*** Data to examine

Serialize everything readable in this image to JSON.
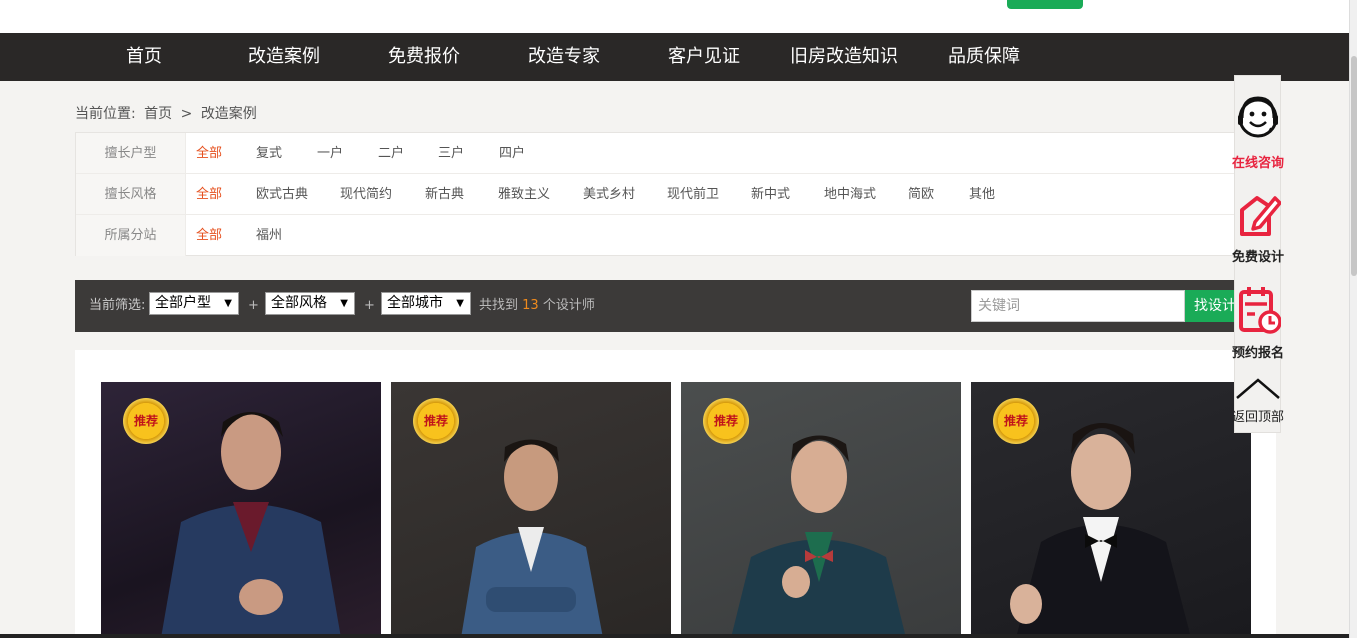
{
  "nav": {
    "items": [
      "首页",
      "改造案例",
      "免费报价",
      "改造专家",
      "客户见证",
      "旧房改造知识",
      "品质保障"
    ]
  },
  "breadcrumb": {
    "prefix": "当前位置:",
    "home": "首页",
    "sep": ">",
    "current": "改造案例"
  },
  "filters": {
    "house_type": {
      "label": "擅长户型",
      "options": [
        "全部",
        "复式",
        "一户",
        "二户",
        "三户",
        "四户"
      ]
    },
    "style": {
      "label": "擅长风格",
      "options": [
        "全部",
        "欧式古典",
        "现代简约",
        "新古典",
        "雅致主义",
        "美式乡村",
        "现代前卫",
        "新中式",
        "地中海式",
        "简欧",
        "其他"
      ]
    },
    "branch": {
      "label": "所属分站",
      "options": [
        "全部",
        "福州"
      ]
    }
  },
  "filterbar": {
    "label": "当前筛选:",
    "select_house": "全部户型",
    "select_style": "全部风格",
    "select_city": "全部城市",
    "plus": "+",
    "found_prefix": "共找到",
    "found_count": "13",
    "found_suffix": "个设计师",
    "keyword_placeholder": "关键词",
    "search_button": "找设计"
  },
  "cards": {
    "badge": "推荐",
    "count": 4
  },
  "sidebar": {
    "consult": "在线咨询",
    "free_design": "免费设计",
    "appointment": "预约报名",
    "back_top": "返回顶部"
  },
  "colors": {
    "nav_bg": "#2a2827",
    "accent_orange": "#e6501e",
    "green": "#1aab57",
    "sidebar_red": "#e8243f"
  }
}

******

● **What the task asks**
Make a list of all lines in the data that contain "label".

● **Answer to this problem**
      "label": "擅长户型",
      "label": "擅长风格",
      "label": "所属分站",
    "label": "当前筛选:",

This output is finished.